Segment Start: DATASET ENTRIES
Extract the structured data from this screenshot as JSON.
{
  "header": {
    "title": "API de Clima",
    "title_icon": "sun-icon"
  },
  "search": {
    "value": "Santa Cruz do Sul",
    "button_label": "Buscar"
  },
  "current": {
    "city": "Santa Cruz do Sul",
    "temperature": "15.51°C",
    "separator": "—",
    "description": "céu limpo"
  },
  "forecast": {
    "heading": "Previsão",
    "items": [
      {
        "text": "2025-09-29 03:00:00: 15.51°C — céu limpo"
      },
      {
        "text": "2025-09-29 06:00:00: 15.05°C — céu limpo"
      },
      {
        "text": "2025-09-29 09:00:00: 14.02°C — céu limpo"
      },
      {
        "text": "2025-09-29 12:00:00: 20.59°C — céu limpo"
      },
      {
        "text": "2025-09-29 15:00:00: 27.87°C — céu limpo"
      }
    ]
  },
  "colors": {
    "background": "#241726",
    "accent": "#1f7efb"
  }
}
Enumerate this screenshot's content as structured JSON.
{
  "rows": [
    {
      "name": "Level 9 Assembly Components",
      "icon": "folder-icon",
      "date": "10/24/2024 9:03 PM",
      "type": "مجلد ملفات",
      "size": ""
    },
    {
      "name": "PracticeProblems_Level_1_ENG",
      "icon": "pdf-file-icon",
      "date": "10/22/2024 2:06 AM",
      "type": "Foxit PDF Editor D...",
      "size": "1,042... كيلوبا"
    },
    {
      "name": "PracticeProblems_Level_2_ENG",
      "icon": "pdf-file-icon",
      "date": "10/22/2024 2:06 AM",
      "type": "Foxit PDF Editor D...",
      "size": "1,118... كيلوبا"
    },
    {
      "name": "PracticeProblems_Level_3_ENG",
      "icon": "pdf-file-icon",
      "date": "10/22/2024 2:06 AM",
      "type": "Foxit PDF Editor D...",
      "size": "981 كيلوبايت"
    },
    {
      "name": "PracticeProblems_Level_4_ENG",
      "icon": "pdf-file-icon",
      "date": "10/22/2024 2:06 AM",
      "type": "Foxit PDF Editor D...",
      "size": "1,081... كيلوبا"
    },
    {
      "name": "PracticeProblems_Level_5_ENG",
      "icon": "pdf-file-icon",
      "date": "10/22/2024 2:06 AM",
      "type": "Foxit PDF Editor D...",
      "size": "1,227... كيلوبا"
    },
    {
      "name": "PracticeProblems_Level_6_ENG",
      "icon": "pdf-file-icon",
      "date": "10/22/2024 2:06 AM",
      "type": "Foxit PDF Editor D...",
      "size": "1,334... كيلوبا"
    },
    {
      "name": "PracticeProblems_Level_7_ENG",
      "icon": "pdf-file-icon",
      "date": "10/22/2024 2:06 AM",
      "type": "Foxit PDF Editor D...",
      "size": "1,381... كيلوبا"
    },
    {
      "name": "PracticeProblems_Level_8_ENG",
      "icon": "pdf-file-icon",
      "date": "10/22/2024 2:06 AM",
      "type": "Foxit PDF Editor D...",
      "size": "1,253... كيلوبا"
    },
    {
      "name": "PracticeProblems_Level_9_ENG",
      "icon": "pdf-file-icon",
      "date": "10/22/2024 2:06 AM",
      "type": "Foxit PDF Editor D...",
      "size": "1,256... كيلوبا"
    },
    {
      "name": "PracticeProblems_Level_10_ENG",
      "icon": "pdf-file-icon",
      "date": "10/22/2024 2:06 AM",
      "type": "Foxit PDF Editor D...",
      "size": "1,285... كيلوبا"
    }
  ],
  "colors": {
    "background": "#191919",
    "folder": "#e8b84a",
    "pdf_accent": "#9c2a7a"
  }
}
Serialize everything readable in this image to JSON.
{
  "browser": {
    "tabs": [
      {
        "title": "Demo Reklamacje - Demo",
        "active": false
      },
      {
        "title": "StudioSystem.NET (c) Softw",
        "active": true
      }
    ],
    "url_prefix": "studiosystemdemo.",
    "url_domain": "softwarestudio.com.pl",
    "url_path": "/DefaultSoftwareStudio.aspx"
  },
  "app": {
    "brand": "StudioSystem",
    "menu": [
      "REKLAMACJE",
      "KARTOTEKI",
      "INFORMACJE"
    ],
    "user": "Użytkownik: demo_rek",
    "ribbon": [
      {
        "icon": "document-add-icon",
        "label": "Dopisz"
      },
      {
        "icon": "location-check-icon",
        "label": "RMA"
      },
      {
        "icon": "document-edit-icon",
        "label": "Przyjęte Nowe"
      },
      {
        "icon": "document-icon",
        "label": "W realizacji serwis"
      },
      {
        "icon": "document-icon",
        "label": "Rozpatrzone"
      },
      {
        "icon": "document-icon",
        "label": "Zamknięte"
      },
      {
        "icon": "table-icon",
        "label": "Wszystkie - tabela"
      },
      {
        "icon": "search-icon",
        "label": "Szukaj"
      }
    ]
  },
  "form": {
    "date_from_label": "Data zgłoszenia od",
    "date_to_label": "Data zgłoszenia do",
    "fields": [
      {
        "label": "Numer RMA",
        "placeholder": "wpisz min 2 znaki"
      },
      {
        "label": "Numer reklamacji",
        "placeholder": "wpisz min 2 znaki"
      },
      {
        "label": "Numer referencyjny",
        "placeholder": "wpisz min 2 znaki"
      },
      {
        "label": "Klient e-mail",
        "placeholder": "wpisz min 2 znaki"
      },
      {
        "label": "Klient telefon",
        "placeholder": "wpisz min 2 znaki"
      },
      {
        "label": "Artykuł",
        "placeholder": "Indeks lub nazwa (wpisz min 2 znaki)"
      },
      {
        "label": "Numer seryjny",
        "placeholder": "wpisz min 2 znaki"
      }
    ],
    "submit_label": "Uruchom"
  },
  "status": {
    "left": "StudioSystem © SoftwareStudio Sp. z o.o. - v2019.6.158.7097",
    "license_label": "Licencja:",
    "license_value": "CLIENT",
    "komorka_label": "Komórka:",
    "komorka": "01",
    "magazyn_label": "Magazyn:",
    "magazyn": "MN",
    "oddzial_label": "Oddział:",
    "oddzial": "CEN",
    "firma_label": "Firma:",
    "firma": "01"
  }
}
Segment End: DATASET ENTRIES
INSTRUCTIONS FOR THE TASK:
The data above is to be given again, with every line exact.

OUTPUT OF THE EXERCISE:
Extract the structured data from this screenshot as JSON.
{
  "header": {
    "title": "API de Clima",
    "title_icon": "sun-icon"
  },
  "search": {
    "value": "Santa Cruz do Sul",
    "button_label": "Buscar"
  },
  "current": {
    "city": "Santa Cruz do Sul",
    "temperature": "15.51°C",
    "separator": "—",
    "description": "céu limpo"
  },
  "forecast": {
    "heading": "Previsão",
    "items": [
      {
        "text": "2025-09-29 03:00:00: 15.51°C — céu limpo"
      },
      {
        "text": "2025-09-29 06:00:00: 15.05°C — céu limpo"
      },
      {
        "text": "2025-09-29 09:00:00: 14.02°C — céu limpo"
      },
      {
        "text": "2025-09-29 12:00:00: 20.59°C — céu limpo"
      },
      {
        "text": "2025-09-29 15:00:00: 27.87°C — céu limpo"
      }
    ]
  },
  "colors": {
    "background": "#241726",
    "accent": "#1f7efb"
  }
}
Enumerate this screenshot's content as structured JSON.
{
  "rows": [
    {
      "name": "Level 9 Assembly Components",
      "icon": "folder-icon",
      "date": "10/24/2024 9:03 PM",
      "type": "مجلد ملفات",
      "size": ""
    },
    {
      "name": "PracticeProblems_Level_1_ENG",
      "icon": "pdf-file-icon",
      "date": "10/22/2024 2:06 AM",
      "type": "Foxit PDF Editor D...",
      "size": "1,042... كيلوبا"
    },
    {
      "name": "PracticeProblems_Level_2_ENG",
      "icon": "pdf-file-icon",
      "date": "10/22/2024 2:06 AM",
      "type": "Foxit PDF Editor D...",
      "size": "1,118... كيلوبا"
    },
    {
      "name": "PracticeProblems_Level_3_ENG",
      "icon": "pdf-file-icon",
      "date": "10/22/2024 2:06 AM",
      "type": "Foxit PDF Editor D...",
      "size": "981 كيلوبايت"
    },
    {
      "name": "PracticeProblems_Level_4_ENG",
      "icon": "pdf-file-icon",
      "date": "10/22/2024 2:06 AM",
      "type": "Foxit PDF Editor D...",
      "size": "1,081... كيلوبا"
    },
    {
      "name": "PracticeProblems_Level_5_ENG",
      "icon": "pdf-file-icon",
      "date": "10/22/2024 2:06 AM",
      "type": "Foxit PDF Editor D...",
      "size": "1,227... كيلوبا"
    },
    {
      "name": "PracticeProblems_Level_6_ENG",
      "icon": "pdf-file-icon",
      "date": "10/22/2024 2:06 AM",
      "type": "Foxit PDF Editor D...",
      "size": "1,334... كيلوبا"
    },
    {
      "name": "PracticeProblems_Level_7_ENG",
      "icon": "pdf-file-icon",
      "date": "10/22/2024 2:06 AM",
      "type": "Foxit PDF Editor D...",
      "size": "1,381... كيلوبا"
    },
    {
      "name": "PracticeProblems_Level_8_ENG",
      "icon": "pdf-file-icon",
      "date": "10/22/2024 2:06 AM",
      "type": "Foxit PDF Editor D...",
      "size": "1,253... كيلوبا"
    },
    {
      "name": "PracticeProblems_Level_9_ENG",
      "icon": "pdf-file-icon",
      "date": "10/22/2024 2:06 AM",
      "type": "Foxit PDF Editor D...",
      "size": "1,256... كيلوبا"
    },
    {
      "name": "PracticeProblems_Level_10_ENG",
      "icon": "pdf-file-icon",
      "date": "10/22/2024 2:06 AM",
      "type": "Foxit PDF Editor D...",
      "size": "1,285... كيلوبا"
    }
  ],
  "colors": {
    "background": "#191919",
    "folder": "#e8b84a",
    "pdf_accent": "#9c2a7a"
  }
}
Serialize everything readable in this image to JSON.
{
  "browser": {
    "tabs": [
      {
        "title": "Demo Reklamacje - Demo",
        "active": false
      },
      {
        "title": "StudioSystem.NET (c) Softw",
        "active": true
      }
    ],
    "url_prefix": "studiosystemdemo.",
    "url_domain": "softwarestudio.com.pl",
    "url_path": "/DefaultSoftwareStudio.aspx"
  },
  "app": {
    "brand": "StudioSystem",
    "menu": [
      "REKLAMACJE",
      "KARTOTEKI",
      "INFORMACJE"
    ],
    "user": "Użytkownik: demo_rek",
    "ribbon": [
      {
        "icon": "document-add-icon",
        "label": "Dopisz"
      },
      {
        "icon": "location-check-icon",
        "label": "RMA"
      },
      {
        "icon": "document-edit-icon",
        "label": "Przyjęte Nowe"
      },
      {
        "icon": "document-icon",
        "label": "W realizacji serwis"
      },
      {
        "icon": "document-icon",
        "label": "Rozpatrzone"
      },
      {
        "icon": "document-icon",
        "label": "Zamknięte"
      },
      {
        "icon": "table-icon",
        "label": "Wszystkie - tabela"
      },
      {
        "icon": "search-icon",
        "label": "Szukaj"
      }
    ]
  },
  "form": {
    "date_from_label": "Data zgłoszenia od",
    "date_to_label": "Data zgłoszenia do",
    "fields": [
      {
        "label": "Numer RMA",
        "placeholder": "wpisz min 2 znaki"
      },
      {
        "label": "Numer reklamacji",
        "placeholder": "wpisz min 2 znaki"
      },
      {
        "label": "Numer referencyjny",
        "placeholder": "wpisz min 2 znaki"
      },
      {
        "label": "Klient e-mail",
        "placeholder": "wpisz min 2 znaki"
      },
      {
        "label": "Klient telefon",
        "placeholder": "wpisz min 2 znaki"
      },
      {
        "label": "Artykuł",
        "placeholder": "Indeks lub nazwa (wpisz min 2 znaki)"
      },
      {
        "label": "Numer seryjny",
        "placeholder": "wpisz min 2 znaki"
      }
    ],
    "submit_label": "Uruchom"
  },
  "status": {
    "left": "StudioSystem © SoftwareStudio Sp. z o.o. - v2019.6.158.7097",
    "license_label": "Licencja:",
    "license_value": "CLIENT",
    "komorka_label": "Komórka:",
    "komorka": "01",
    "magazyn_label": "Magazyn:",
    "magazyn": "MN",
    "oddzial_label": "Oddział:",
    "oddzial": "CEN",
    "firma_label": "Firma:",
    "firma": "01"
  }
}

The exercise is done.